▶ **YOUR OBJECTIVE**
Which lines hold the word "satisfied"? Copy each of them from the material.
INPUT DATA section start
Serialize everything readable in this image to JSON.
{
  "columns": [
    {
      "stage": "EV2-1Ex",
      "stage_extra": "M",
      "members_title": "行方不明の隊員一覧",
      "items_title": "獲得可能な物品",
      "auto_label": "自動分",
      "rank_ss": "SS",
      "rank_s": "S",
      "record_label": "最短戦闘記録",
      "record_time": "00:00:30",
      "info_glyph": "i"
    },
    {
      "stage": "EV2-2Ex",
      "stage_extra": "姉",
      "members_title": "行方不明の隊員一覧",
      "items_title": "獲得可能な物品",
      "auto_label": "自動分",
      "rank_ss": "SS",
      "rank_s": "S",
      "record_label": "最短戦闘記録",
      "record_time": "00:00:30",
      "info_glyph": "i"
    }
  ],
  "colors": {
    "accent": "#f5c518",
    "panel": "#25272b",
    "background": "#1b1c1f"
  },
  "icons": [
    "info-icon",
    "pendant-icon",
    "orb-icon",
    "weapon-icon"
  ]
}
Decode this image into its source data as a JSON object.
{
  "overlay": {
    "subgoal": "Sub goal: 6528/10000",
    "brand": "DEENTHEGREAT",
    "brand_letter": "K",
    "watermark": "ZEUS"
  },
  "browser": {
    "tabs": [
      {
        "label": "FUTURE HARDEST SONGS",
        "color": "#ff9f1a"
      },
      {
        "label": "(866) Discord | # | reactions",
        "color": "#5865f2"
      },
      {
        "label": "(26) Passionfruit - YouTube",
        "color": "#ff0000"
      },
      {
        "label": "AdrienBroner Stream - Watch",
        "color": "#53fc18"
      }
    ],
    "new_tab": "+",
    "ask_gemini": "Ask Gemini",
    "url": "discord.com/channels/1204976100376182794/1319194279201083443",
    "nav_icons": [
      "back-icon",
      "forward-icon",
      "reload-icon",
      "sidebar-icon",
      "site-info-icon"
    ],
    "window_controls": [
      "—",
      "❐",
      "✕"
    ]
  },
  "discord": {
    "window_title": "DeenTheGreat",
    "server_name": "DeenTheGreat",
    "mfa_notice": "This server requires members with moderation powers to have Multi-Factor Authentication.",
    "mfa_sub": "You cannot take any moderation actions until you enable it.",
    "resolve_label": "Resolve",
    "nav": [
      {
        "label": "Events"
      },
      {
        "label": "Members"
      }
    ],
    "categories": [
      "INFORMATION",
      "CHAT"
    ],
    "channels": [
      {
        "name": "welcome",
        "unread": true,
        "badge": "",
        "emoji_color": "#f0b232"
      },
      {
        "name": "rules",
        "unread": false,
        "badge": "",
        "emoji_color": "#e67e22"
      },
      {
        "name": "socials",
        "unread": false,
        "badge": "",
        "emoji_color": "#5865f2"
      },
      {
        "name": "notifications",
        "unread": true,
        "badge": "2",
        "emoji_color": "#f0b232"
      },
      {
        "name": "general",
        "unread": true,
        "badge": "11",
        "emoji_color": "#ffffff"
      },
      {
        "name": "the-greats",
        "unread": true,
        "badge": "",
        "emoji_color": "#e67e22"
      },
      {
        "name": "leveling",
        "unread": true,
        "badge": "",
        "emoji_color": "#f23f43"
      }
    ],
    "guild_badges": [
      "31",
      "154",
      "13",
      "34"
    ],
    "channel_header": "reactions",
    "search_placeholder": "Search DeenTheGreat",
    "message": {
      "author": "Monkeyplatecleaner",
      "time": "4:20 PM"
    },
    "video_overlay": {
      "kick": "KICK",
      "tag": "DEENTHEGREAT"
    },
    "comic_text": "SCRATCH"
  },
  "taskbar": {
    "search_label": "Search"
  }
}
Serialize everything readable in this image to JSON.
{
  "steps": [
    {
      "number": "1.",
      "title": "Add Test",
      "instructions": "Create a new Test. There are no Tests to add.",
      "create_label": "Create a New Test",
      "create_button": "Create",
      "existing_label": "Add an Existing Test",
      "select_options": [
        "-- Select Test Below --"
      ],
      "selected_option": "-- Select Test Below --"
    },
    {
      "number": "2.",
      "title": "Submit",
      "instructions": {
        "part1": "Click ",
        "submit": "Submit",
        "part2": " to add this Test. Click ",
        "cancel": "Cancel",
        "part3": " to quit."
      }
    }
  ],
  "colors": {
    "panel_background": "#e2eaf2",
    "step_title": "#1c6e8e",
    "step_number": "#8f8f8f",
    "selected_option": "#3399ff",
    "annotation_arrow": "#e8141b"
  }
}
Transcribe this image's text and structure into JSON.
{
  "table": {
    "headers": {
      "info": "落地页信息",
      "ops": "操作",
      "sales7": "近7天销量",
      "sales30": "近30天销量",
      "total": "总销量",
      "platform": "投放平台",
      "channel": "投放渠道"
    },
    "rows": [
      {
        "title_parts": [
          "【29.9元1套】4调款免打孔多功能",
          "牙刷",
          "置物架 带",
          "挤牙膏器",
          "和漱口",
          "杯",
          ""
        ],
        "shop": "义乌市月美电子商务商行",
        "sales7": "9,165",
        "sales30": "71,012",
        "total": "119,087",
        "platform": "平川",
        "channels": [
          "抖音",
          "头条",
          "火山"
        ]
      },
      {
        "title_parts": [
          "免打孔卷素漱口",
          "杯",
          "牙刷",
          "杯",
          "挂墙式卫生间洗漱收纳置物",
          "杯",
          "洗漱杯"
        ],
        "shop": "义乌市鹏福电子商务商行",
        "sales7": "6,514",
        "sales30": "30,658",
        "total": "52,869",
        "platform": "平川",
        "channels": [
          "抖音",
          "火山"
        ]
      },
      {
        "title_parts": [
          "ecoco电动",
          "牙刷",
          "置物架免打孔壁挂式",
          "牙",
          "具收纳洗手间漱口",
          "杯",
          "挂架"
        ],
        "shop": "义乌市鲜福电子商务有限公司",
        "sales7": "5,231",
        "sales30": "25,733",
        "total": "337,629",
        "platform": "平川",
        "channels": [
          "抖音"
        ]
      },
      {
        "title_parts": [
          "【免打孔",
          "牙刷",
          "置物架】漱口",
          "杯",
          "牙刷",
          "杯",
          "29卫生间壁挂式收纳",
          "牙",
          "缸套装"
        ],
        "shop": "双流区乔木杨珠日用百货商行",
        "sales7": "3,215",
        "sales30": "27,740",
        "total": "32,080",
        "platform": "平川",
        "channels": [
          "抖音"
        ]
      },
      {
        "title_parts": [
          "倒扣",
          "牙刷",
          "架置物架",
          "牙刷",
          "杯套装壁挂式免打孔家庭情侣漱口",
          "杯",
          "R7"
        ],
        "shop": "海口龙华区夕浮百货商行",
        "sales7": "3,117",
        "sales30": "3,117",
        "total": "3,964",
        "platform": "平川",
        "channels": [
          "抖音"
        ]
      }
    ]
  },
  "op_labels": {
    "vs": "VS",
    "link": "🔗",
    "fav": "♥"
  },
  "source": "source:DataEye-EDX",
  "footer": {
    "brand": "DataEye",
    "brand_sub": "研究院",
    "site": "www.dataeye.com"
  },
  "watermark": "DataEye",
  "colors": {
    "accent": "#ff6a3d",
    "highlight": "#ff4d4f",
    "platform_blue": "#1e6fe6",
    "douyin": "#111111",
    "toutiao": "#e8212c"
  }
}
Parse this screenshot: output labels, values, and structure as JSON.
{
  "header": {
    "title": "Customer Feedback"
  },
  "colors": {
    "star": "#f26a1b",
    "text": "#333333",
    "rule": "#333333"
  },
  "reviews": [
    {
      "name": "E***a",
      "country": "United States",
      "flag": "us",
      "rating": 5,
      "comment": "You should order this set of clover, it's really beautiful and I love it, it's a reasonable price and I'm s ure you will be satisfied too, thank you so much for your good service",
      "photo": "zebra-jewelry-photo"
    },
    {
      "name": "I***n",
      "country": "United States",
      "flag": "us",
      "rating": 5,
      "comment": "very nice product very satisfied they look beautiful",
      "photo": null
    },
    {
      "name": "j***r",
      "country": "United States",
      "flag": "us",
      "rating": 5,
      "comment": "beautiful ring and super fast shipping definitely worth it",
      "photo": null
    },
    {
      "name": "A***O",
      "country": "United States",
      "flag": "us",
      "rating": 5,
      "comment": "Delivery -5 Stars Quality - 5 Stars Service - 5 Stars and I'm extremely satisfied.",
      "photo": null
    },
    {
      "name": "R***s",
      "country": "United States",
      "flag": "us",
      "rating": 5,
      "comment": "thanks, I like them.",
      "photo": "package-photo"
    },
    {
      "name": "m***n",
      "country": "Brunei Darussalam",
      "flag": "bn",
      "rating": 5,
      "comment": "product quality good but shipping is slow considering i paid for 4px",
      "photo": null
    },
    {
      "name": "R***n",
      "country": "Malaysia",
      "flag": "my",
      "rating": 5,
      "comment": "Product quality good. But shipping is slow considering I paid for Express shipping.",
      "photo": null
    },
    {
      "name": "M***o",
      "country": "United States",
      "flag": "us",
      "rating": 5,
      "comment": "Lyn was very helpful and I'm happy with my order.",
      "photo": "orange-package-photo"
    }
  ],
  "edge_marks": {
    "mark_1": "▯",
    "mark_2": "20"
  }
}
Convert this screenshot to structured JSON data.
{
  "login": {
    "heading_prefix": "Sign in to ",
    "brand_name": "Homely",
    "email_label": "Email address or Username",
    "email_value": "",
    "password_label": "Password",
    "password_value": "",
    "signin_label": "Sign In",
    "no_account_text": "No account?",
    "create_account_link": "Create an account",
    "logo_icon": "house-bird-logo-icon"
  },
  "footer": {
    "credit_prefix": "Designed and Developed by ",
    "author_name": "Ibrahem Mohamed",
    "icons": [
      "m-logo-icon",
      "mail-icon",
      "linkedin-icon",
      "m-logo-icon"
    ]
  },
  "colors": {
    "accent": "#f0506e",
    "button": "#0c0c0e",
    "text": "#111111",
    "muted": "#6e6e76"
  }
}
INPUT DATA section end
▶ **RESPONSE BOX**
      "comment": "You should order this set of clover, it's really beautiful and I love it, it's a reasonable price and I'm s ure you will be satisfied too, thank you so much for your good service",
      "comment": "very nice product very satisfied they look beautiful",
      "comment": "Delivery -5 Stars Quality - 5 Stars Service - 5 Stars and I'm extremely satisfied.",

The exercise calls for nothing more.